One of the most fundamental properties of an element's chemical behavior is its oxidation state chemistry. An oxidation state relates to the the number of electrons that are removed from, or added to, a neutral element (oxidation state of 0) to form cations (positive oxidation states) or anions (negative oxidation states). The oxidation state of an element has huge influence upon chemical behavior and speciation. Because of this importance, most accessible oxidation states are generally presumed to have already been identified over the last 100+ years for the elements of the periodic table. Plutonium (Pu) chemistry has been extensively studied at Los Alamos as part of its essential national security mission since the Manhattan Project of the 1940s, revealing its chemistry to be among the most complex of all elements.
Six oxidation states are known and have been verified: 0 (metallic form) and +3, +4, +5, +6, +7 in molecular systems.
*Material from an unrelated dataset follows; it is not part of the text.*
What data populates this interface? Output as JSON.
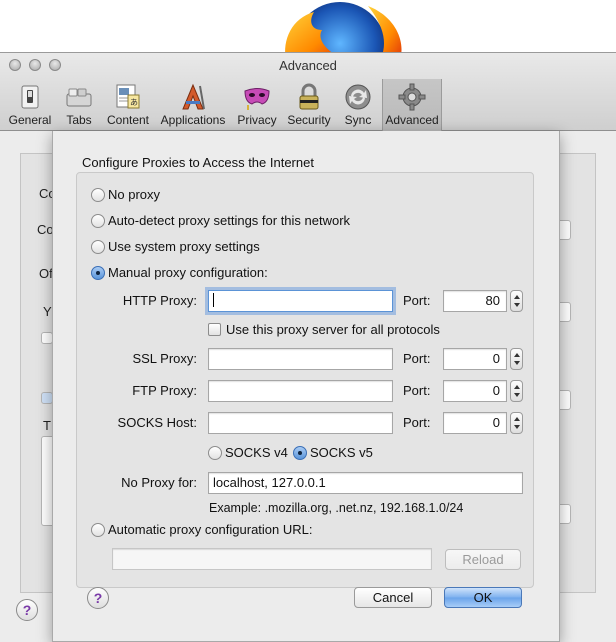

The current work, just published in the
Journal of the American Chemical Society, demonstrates that a seventh formal oxidation state (+2) has now been accessed and verified, representing an unexpected new chemical form of plutonium.
"Over time, it's easy to get bogged down in the daily, but important, details of more incremental experiments and analyzing data, but this project was the kind of research experience and more profound fundamental discovery that excites," said Gaunt. "This is exactly the kind of plutonium chemistry that the Laboratory is uniquely positioned to achieve in conjunction with academic collaborators."
The research was built on prior work at (UCI) by collaborating professors William Evans and Filipp Furche that showed the +2 oxidation state of lanthanides (Ln), uranium and thorium could be generated using organometallic anions (cyclopentadienyl rings) to facilitate reduction of molecules containing a +3 metal cation to molecules containing a +2 metal cation (metal = Ln, uranium or thorium).
These +2 molecules were shown to be accessible on account of the 'organometallic framework' around the metal ion, which allows the extra electron upon reduction of +3 to +2 to populate a 'd' rather than an 'f' orbital, which is unusual. A graduate student, Cory Windorff, from the Evans' group at UCI spent a year at Los Alamos working in a specially equipped radiological laboratory with Gaunt to develop and apply a similar methodology with the much more radioactive isotope of Pu-239.
Following successful isolation of the molecule containing Pu-+2, calculations by Furche and student Guo Chen revealed that, "unlike in the lanthanide, uranium and thorium analogs, plutonium appears to exhibit an intriguing electronic structure 'crossover point' with the extra electron primarily residing in an 'f' orbital, not a 'd' orbital," said Gaunt.
"Elucidating the nature of this electronic structure 'break' in actinide +2 cations as the actinide series is traversed was previously inaccessible, but we have now made the breakthrough and the area is brimming with potential for further exploration," Kozimor noted.
"Working with the highly radioactive elements beyond uranium (called the transuranics) is extremely technically challenging, given limited availability of isotopes of these elements and the safety protocols under which the research must be conducted, but we have now paved the way for future discovery of additional transuranic molecules containing the +2 oxidation state," Kozimor said.
Said Gaunt, "Seeing the color change from blue to deep purple upon reduction of a plutonium +3 molecule, and knowing that if the experiment was a success then I would be the first person in the world to see a new formal oxidation state for an element with my own eyes, was quite riveting."
"The moment bought back the feeling of what attracts many chemists to the field in the first place," Gaunt continued. "It's the kind of fundamental chemistry we perform at high school or as an undergraduate, making different oxidation states of elements such as transition metals, and marveling at the 'cool' color changes -- except in this case, it was with a rare and highly radioactive isotope in specialist radiological facilities at a national laboratory, and an element for which not too long ago few would have believed Pu(II) could be generated, isolated, and characterized."